A preface is written by the author of the book; a foreword is usually written by someone other than the author.
(Note the difference in spelling between the words ‘foreword’ and ‘forward’, even though they sound similar. ‘Foreword’ literally means ‘words that come before’.)
Both a preface and a foreword describe some of the background to the creation of a book. A preface is usually written by the author of the book, and might describe how the book came to be – or, in the case of later editions, might describe the changes made from the earlier editions. A foreword is usually written by someone other than the author – often someone the author knows, and often someone prominent in the same genre or subject – and might describe some other aspect of how the book came to be, or some relevant aspect of the author’s life.
The exact contents of a preface and a foreword can vary a lot from book to book. They are both optional sections to a book – a book can have both, one or the other, or neither. Many books don’t require either. Importantly, though, both are different to the introduction of the book. If a book has an introduction (not all do), this is the introduction to the subject of the book, not normally talking about how the book itself was written or edited.
The preface and foreword are part of the front matter of a book.

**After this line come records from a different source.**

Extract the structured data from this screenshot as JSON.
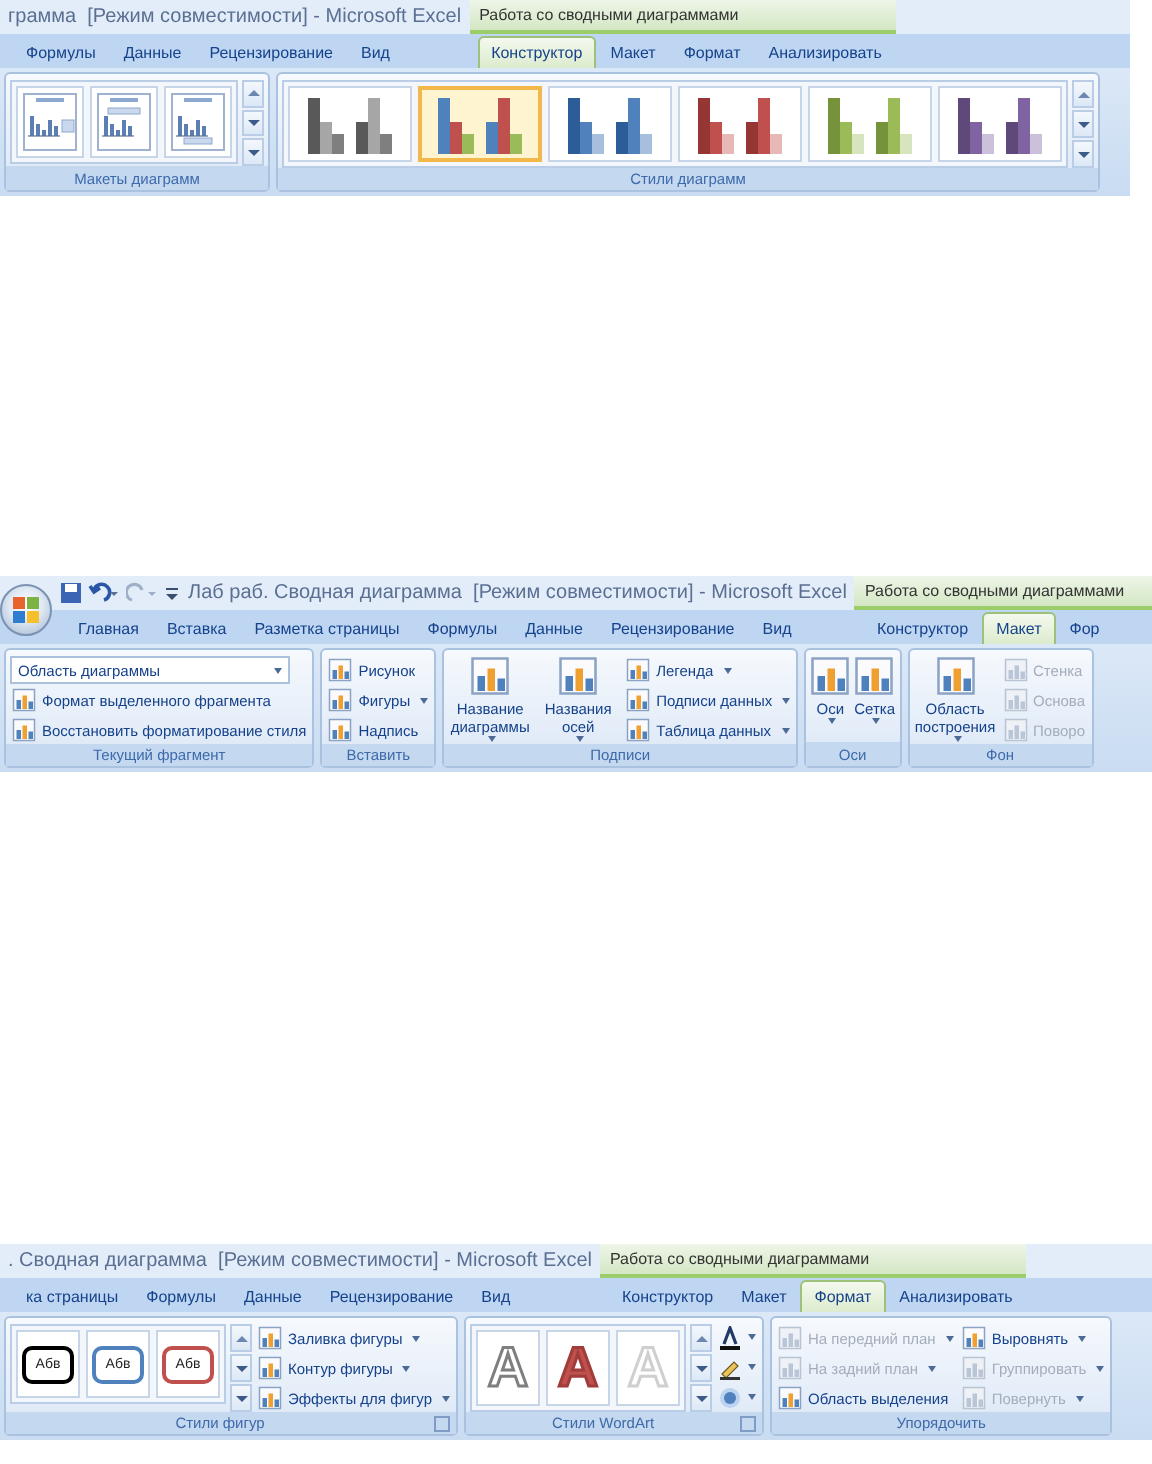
{
  "ribbons": [
    {
      "office_button": false,
      "quick_access_toolbar": false,
      "title": "грамма  [Режим совместимости] - Microsoft Excel",
      "context_title": "Работа со сводными диаграммами",
      "tabs": [
        {
          "label": "Формулы",
          "selected": false
        },
        {
          "label": "Данные",
          "selected": false
        },
        {
          "label": "Рецензирование",
          "selected": false
        },
        {
          "label": "Вид",
          "selected": false
        }
      ],
      "context_tabs": [
        {
          "label": "Конструктор",
          "selected": true
        },
        {
          "label": "Макет",
          "selected": false
        },
        {
          "label": "Формат",
          "selected": false
        },
        {
          "label": "Анализировать",
          "selected": false
        }
      ],
      "groups": [
        {
          "label": "Макеты диаграмм",
          "launcher": false,
          "controls": [
            {
              "kind": "layout_gallery",
              "items": [
                {
                  "selected": false
                },
                {
                  "selected": false
                },
                {
                  "selected": false
                }
              ]
            }
          ]
        },
        {
          "label": "Стили диаграмм",
          "launcher": false,
          "controls": [
            {
              "kind": "style_gallery",
              "items": [
                {
                  "selected": false,
                  "bars": [
                    {
                      "color": "#595959"
                    },
                    {
                      "color": "#a6a6a6"
                    },
                    {
                      "color": "#7f7f7f"
                    }
                  ]
                },
                {
                  "selected": true,
                  "bars": [
                    {
                      "color": "#4f81bd"
                    },
                    {
                      "color": "#c0504d"
                    },
                    {
                      "color": "#9bbb59"
                    }
                  ]
                },
                {
                  "selected": false,
                  "bars": [
                    {
                      "color": "#2c5d98"
                    },
                    {
                      "color": "#4f81bd"
                    },
                    {
                      "color": "#a7bfde"
                    }
                  ]
                },
                {
                  "selected": false,
                  "bars": [
                    {
                      "color": "#943634"
                    },
                    {
                      "color": "#c0504d"
                    },
                    {
                      "color": "#e6b9b8"
                    }
                  ]
                },
                {
                  "selected": false,
                  "bars": [
                    {
                      "color": "#76933c"
                    },
                    {
                      "color": "#9bbb59"
                    },
                    {
                      "color": "#d7e4bd"
                    }
                  ]
                },
                {
                  "selected": false,
                  "bars": [
                    {
                      "color": "#5f497a"
                    },
                    {
                      "color": "#8064a2"
                    },
                    {
                      "color": "#ccc1da"
                    }
                  ]
                }
              ]
            }
          ]
        }
      ]
    },
    {
      "office_button": true,
      "quick_access_toolbar": true,
      "title": "Лаб раб. Сводная диаграмма  [Режим совместимости] - Microsoft Excel",
      "context_title": "Работа со сводными диаграммами",
      "tabs": [
        {
          "label": "Главная",
          "selected": false
        },
        {
          "label": "Вставка",
          "selected": false
        },
        {
          "label": "Разметка страницы",
          "selected": false
        },
        {
          "label": "Формулы",
          "selected": false
        },
        {
          "label": "Данные",
          "selected": false
        },
        {
          "label": "Рецензирование",
          "selected": false
        },
        {
          "label": "Вид",
          "selected": false
        }
      ],
      "context_tabs": [
        {
          "label": "Конструктор",
          "selected": false
        },
        {
          "label": "Макет",
          "selected": true
        },
        {
          "label": "Фор",
          "selected": false
        }
      ],
      "groups": [
        {
          "label": "Текущий фрагмент",
          "launcher": false,
          "controls": [
            {
              "kind": "stack",
              "items": [
                {
                  "kind": "combo",
                  "label": "Область диаграммы",
                  "menu": true,
                  "disabled": false
                },
                {
                  "kind": "button",
                  "label": "Формат выделенного фрагмента",
                  "menu": false,
                  "disabled": false
                },
                {
                  "kind": "button",
                  "label": "Восстановить форматирование стиля",
                  "menu": false,
                  "disabled": false
                }
              ]
            }
          ]
        },
        {
          "label": "Вставить",
          "launcher": false,
          "controls": [
            {
              "kind": "stack",
              "items": [
                {
                  "kind": "button",
                  "label": "Рисунок",
                  "menu": false,
                  "disabled": false
                },
                {
                  "kind": "button",
                  "label": "Фигуры",
                  "menu": true,
                  "disabled": false
                },
                {
                  "kind": "button",
                  "label": "Надпись",
                  "menu": false,
                  "disabled": false
                }
              ]
            }
          ]
        },
        {
          "label": "Подписи",
          "launcher": false,
          "controls": [
            {
              "kind": "big",
              "label": "Название диаграммы",
              "menu": true
            },
            {
              "kind": "big",
              "label": "Названия осей",
              "menu": true
            },
            {
              "kind": "stack",
              "items": [
                {
                  "kind": "button",
                  "label": "Легенда",
                  "menu": true,
                  "disabled": false
                },
                {
                  "kind": "button",
                  "label": "Подписи данных",
                  "menu": true,
                  "disabled": false
                },
                {
                  "kind": "button",
                  "label": "Таблица данных",
                  "menu": true,
                  "disabled": false
                }
              ]
            }
          ]
        },
        {
          "label": "Оси",
          "launcher": false,
          "controls": [
            {
              "kind": "big",
              "label": "Оси",
              "menu": true
            },
            {
              "kind": "big",
              "label": "Сетка",
              "menu": true
            }
          ]
        },
        {
          "label": "Фон",
          "launcher": false,
          "controls": [
            {
              "kind": "big",
              "label": "Область построения",
              "menu": true
            },
            {
              "kind": "stack",
              "items": [
                {
                  "kind": "button",
                  "label": "Стенка",
                  "menu": false,
                  "disabled": true
                },
                {
                  "kind": "button",
                  "label": "Основа",
                  "menu": false,
                  "disabled": true
                },
                {
                  "kind": "button",
                  "label": "Поворо",
                  "menu": false,
                  "disabled": true
                }
              ]
            }
          ]
        }
      ]
    },
    {
      "office_button": false,
      "quick_access_toolbar": false,
      "title": ". Сводная диаграмма  [Режим совместимости] - Microsoft Excel",
      "context_title": "Работа со сводными диаграммами",
      "tabs": [
        {
          "label": "ка страницы",
          "selected": false
        },
        {
          "label": "Формулы",
          "selected": false
        },
        {
          "label": "Данные",
          "selected": false
        },
        {
          "label": "Рецензирование",
          "selected": false
        },
        {
          "label": "Вид",
          "selected": false
        }
      ],
      "context_tabs": [
        {
          "label": "Конструктор",
          "selected": false
        },
        {
          "label": "Макет",
          "selected": false
        },
        {
          "label": "Формат",
          "selected": true
        },
        {
          "label": "Анализировать",
          "selected": false
        }
      ],
      "groups": [
        {
          "label": "Стили фигур",
          "launcher": true,
          "controls": [
            {
              "kind": "shape_gallery",
              "items": [
                {
                  "text": "Абв",
                  "color": "#000000"
                },
                {
                  "text": "Абв",
                  "color": "#4f81bd"
                },
                {
                  "text": "Абв",
                  "color": "#c0504d"
                }
              ]
            },
            {
              "kind": "stack",
              "items": [
                {
                  "kind": "button",
                  "label": "Заливка фигуры",
                  "menu": true,
                  "disabled": false
                },
                {
                  "kind": "button",
                  "label": "Контур фигуры",
                  "menu": true,
                  "disabled": false
                },
                {
                  "kind": "button",
                  "label": "Эффекты для фигур",
                  "menu": true,
                  "disabled": false
                }
              ]
            }
          ]
        },
        {
          "label": "Стили WordArt",
          "launcher": true,
          "controls": [
            {
              "kind": "wordart_gallery",
              "items": [
                {
                  "text": "A",
                  "kind": "outline"
                },
                {
                  "text": "A",
                  "kind": "filled"
                },
                {
                  "text": "A",
                  "kind": "light"
                }
              ]
            },
            {
              "kind": "icon_stack",
              "items": [
                {
                  "menu": true
                },
                {
                  "menu": true
                },
                {
                  "menu": true
                }
              ]
            }
          ]
        },
        {
          "label": "Упорядочить",
          "launcher": false,
          "controls": [
            {
              "kind": "stack",
              "items": [
                {
                  "kind": "button",
                  "label": "На передний план",
                  "menu": true,
                  "disabled": true
                },
                {
                  "kind": "button",
                  "label": "На задний план",
                  "menu": true,
                  "disabled": true
                },
                {
                  "kind": "button",
                  "label": "Область выделения",
                  "menu": false,
                  "disabled": false
                }
              ]
            },
            {
              "kind": "stack",
              "items": [
                {
                  "kind": "button",
                  "label": "Выровнять",
                  "menu": true,
                  "disabled": false
                },
                {
                  "kind": "button",
                  "label": "Группировать",
                  "menu": true,
                  "disabled": true
                },
                {
                  "kind": "button",
                  "label": "Повернуть",
                  "menu": true,
                  "disabled": true
                }
              ]
            }
          ]
        }
      ]
    }
  ]
}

They should appear after the table of contents (as both the preface and the forward should be listed within the table).← Writing FAQs